▶ [Assigned task]
This exercise calls for the data below to be retyped exactly, minus any images.

** Opening Exercise data block **

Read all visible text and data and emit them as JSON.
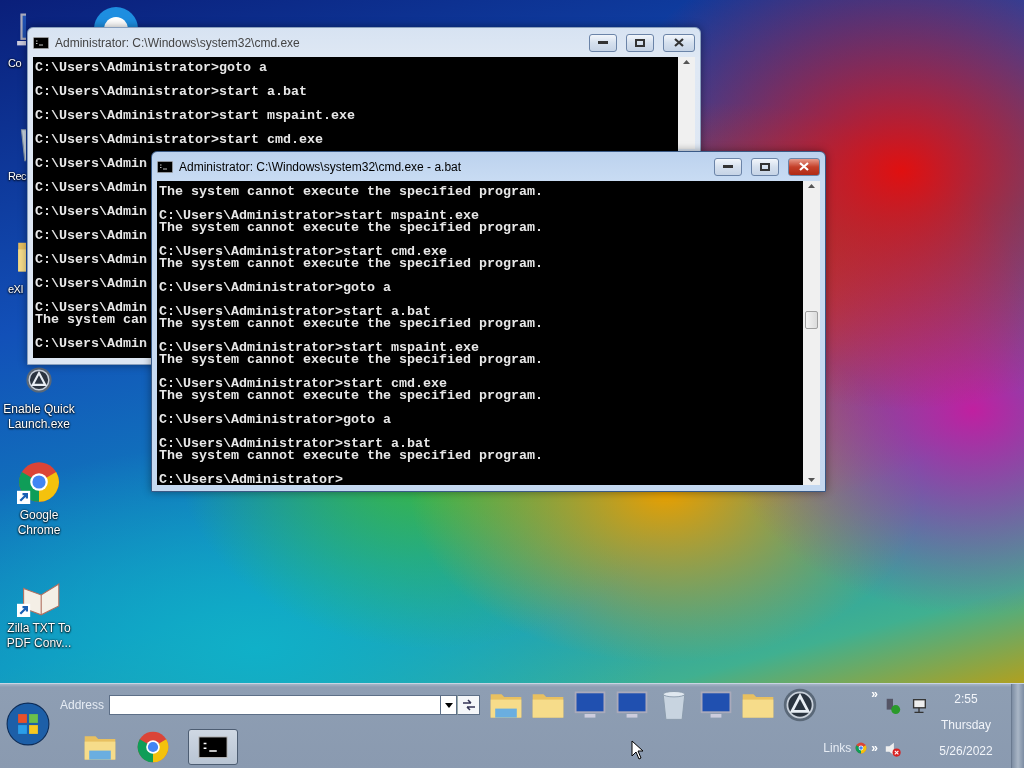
{
  "desktop_icons": [
    {
      "label": "Co",
      "kind": "covered"
    },
    {
      "label": "Rec",
      "kind": "covered"
    },
    {
      "label": "eXI",
      "kind": "covered"
    },
    {
      "label": "Enable Quick Launch.exe",
      "kind": "full"
    },
    {
      "label": "Google Chrome",
      "kind": "full"
    },
    {
      "label": "Zilla TXT To PDF Conv...",
      "kind": "full"
    }
  ],
  "windows": [
    {
      "title": "Administrator: C:\\Windows\\system32\\cmd.exe",
      "active": false,
      "console": [
        [
          "C:\\Users\\Administrator>goto a"
        ],
        [
          "C:\\Users\\Administrator>start a.bat"
        ],
        [
          "C:\\Users\\Administrator>start mspaint.exe"
        ],
        [
          "C:\\Users\\Administrator>start cmd.exe"
        ],
        [
          "C:\\Users\\Admin"
        ],
        [
          "C:\\Users\\Admin"
        ],
        [
          "C:\\Users\\Admin"
        ],
        [
          "C:\\Users\\Admin"
        ],
        [
          "C:\\Users\\Admin"
        ],
        [
          "C:\\Users\\Admin"
        ],
        [
          "C:\\Users\\Admin",
          "The system can"
        ],
        [
          "C:\\Users\\Admin"
        ]
      ]
    },
    {
      "title": "Administrator: C:\\Windows\\system32\\cmd.exe - a.bat",
      "active": true,
      "console": [
        [
          "The system cannot execute the specified program."
        ],
        [
          "C:\\Users\\Administrator>start mspaint.exe",
          "The system cannot execute the specified program."
        ],
        [
          "C:\\Users\\Administrator>start cmd.exe",
          "The system cannot execute the specified program."
        ],
        [
          "C:\\Users\\Administrator>goto a"
        ],
        [
          "C:\\Users\\Administrator>start a.bat",
          "The system cannot execute the specified program."
        ],
        [
          "C:\\Users\\Administrator>start mspaint.exe",
          "The system cannot execute the specified program."
        ],
        [
          "C:\\Users\\Administrator>start cmd.exe",
          "The system cannot execute the specified program."
        ],
        [
          "C:\\Users\\Administrator>goto a"
        ],
        [
          "C:\\Users\\Administrator>start a.bat",
          "The system cannot execute the specified program."
        ],
        [
          "C:\\Users\\Administrator>"
        ]
      ]
    }
  ],
  "taskbar": {
    "address_label": "Address",
    "task_buttons": [
      {
        "selected": true
      }
    ],
    "chevrons": [
      "»",
      "»"
    ],
    "links_label": "Links",
    "clock": {
      "time": "2:55",
      "day": "Thursday",
      "date": "5/26/2022"
    }
  }
}
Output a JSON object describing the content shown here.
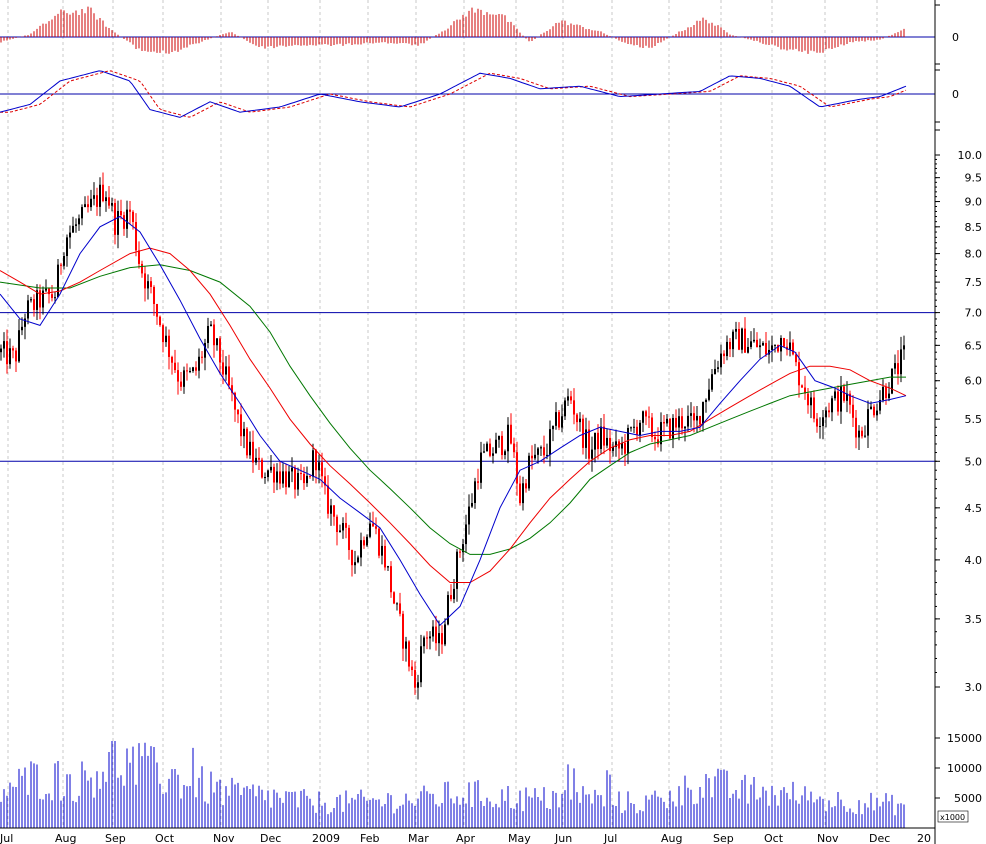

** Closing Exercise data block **

▶ [Exercise answer]
Read all visible text and data and emit them as JSON.
{
  "desktop_icons": [
    {
      "label": "Co",
      "kind": "covered"
    },
    {
      "label": "Rec",
      "kind": "covered"
    },
    {
      "label": "eXI",
      "kind": "covered"
    },
    {
      "label": "Enable Quick Launch.exe",
      "kind": "full"
    },
    {
      "label": "Google Chrome",
      "kind": "full"
    },
    {
      "label": "Zilla TXT To PDF Conv...",
      "kind": "full"
    }
  ],
  "windows": [
    {
      "title": "Administrator: C:\\Windows\\system32\\cmd.exe",
      "active": false,
      "console": [
        [
          "C:\\Users\\Administrator>goto a"
        ],
        [
          "C:\\Users\\Administrator>start a.bat"
        ],
        [
          "C:\\Users\\Administrator>start mspaint.exe"
        ],
        [
          "C:\\Users\\Administrator>start cmd.exe"
        ],
        [
          "C:\\Users\\Admin"
        ],
        [
          "C:\\Users\\Admin"
        ],
        [
          "C:\\Users\\Admin"
        ],
        [
          "C:\\Users\\Admin"
        ],
        [
          "C:\\Users\\Admin"
        ],
        [
          "C:\\Users\\Admin"
        ],
        [
          "C:\\Users\\Admin",
          "The system can"
        ],
        [
          "C:\\Users\\Admin"
        ]
      ]
    },
    {
      "title": "Administrator: C:\\Windows\\system32\\cmd.exe - a.bat",
      "active": true,
      "console": [
        [
          "The system cannot execute the specified program."
        ],
        [
          "C:\\Users\\Administrator>start mspaint.exe",
          "The system cannot execute the specified program."
        ],
        [
          "C:\\Users\\Administrator>start cmd.exe",
          "The system cannot execute the specified program."
        ],
        [
          "C:\\Users\\Administrator>goto a"
        ],
        [
          "C:\\Users\\Administrator>start a.bat",
          "The system cannot execute the specified program."
        ],
        [
          "C:\\Users\\Administrator>start mspaint.exe",
          "The system cannot execute the specified program."
        ],
        [
          "C:\\Users\\Administrator>start cmd.exe",
          "The system cannot execute the specified program."
        ],
        [
          "C:\\Users\\Administrator>goto a"
        ],
        [
          "C:\\Users\\Administrator>start a.bat",
          "The system cannot execute the specified program."
        ],
        [
          "C:\\Users\\Administrator>"
        ]
      ]
    }
  ],
  "taskbar": {
    "address_label": "Address",
    "task_buttons": [
      {
        "selected": true
      }
    ],
    "chevrons": [
      "»",
      "»"
    ],
    "links_label": "Links",
    "clock": {
      "time": "2:55",
      "day": "Thursday",
      "date": "5/26/2022"
    }
  }
}
Output a JSON object describing the content shown here.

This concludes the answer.